  • What I wanted from you, Mother, was this, / That in giving me life, / You too remained alive.

    • Luce Irigaray,
    • "And the One Doesn't Stir Without the Other" (1981), Key Writings ()
  • ... letting be is as important as mastering. Our tradition has encouraged us to be effective, to make or fabricate but not to let be born or let be.

  • Traditional morality ... does not teach us how to let the other follow his or her own path, meet with whomever he or she desires, go where he or she wants.

  • Nature is a universal that is shareable by all, males and females, men and women, and can thus be of use in mediating between all. The same does not apply for already constructed worlds and cultures. They are neither universal nor easily shareable.

  • The sole a priori starting from which I can approach the other is respect, that is, a going-towards that will as well be a withdrawing-before and -around the other in order to let this other exist and be.

  • Self-affection is the real dwelling to which we must always return with a view to a faithfulness to ourselves and an ability to welcome the other as different.

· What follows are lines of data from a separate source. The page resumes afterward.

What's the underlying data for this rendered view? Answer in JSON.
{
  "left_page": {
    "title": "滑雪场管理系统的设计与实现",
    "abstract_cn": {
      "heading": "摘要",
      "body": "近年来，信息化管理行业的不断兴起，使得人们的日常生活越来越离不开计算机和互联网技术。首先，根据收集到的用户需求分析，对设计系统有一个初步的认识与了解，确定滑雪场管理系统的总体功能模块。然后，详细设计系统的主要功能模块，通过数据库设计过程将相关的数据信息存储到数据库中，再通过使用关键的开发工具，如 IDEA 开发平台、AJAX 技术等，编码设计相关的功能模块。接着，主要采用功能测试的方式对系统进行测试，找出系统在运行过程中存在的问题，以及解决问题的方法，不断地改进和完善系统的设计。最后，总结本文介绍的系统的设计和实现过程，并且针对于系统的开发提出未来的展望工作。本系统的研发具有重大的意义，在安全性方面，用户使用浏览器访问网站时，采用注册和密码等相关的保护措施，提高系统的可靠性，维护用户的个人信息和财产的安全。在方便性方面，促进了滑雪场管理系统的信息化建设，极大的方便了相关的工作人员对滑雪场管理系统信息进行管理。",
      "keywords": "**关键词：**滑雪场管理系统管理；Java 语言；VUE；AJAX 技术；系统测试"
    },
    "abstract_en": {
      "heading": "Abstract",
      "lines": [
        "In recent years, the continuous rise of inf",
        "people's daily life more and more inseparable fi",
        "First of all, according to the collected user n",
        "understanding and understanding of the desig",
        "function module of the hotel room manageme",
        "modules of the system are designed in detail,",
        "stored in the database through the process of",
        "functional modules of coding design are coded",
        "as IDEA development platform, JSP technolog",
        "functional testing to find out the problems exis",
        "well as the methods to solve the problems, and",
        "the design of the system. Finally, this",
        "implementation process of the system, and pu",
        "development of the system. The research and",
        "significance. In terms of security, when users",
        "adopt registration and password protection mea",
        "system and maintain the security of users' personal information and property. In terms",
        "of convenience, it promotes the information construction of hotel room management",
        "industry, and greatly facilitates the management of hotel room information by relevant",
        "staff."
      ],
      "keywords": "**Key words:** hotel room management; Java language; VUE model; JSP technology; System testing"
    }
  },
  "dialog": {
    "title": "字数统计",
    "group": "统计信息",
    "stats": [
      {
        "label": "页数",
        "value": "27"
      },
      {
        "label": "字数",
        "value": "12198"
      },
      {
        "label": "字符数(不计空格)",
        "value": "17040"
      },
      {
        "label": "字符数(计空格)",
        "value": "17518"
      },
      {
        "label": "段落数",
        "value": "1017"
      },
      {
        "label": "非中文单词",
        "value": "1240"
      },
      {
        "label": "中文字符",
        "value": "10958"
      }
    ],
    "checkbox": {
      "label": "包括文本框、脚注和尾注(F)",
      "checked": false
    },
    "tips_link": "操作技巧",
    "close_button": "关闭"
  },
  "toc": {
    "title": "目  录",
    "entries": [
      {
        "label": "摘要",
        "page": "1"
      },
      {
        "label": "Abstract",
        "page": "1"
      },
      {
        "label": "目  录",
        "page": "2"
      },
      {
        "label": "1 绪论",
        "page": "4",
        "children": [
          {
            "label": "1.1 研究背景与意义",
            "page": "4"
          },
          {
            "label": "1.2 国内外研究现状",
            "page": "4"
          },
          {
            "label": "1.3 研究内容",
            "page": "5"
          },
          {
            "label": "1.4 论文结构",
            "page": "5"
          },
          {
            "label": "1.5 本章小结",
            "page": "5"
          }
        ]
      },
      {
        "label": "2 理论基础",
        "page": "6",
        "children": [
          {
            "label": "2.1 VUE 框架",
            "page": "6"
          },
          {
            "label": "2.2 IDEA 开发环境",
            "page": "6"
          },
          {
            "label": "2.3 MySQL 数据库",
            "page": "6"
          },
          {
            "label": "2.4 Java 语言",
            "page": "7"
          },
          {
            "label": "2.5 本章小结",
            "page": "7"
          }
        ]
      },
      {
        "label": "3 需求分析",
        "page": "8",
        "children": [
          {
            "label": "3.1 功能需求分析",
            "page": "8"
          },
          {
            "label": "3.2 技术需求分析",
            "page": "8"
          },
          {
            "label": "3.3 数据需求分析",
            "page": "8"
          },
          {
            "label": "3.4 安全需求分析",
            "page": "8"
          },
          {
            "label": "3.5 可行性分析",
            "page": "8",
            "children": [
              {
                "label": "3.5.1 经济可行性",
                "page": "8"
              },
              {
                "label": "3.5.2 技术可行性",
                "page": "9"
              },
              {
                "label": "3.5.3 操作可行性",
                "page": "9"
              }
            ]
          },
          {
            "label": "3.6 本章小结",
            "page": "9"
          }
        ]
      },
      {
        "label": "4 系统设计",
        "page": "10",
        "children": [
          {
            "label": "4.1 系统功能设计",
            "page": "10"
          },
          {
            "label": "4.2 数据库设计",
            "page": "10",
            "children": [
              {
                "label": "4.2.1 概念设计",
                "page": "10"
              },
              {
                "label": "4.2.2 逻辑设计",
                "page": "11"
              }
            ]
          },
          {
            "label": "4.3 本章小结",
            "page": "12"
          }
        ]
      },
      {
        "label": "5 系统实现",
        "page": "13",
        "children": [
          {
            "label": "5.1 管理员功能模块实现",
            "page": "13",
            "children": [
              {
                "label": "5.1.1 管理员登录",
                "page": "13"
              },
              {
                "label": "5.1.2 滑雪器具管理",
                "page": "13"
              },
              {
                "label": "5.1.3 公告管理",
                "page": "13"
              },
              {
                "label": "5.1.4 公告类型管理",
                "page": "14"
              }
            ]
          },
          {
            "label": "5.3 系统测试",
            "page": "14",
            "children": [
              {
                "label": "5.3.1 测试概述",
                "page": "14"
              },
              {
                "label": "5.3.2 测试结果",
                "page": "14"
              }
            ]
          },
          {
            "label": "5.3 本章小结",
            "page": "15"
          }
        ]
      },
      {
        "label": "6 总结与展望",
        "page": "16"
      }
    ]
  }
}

Luce Irigaray, Belgium-born French philosopher, feminist, linguist, psychoanalyst, sociologist, cultural theorist

(1930)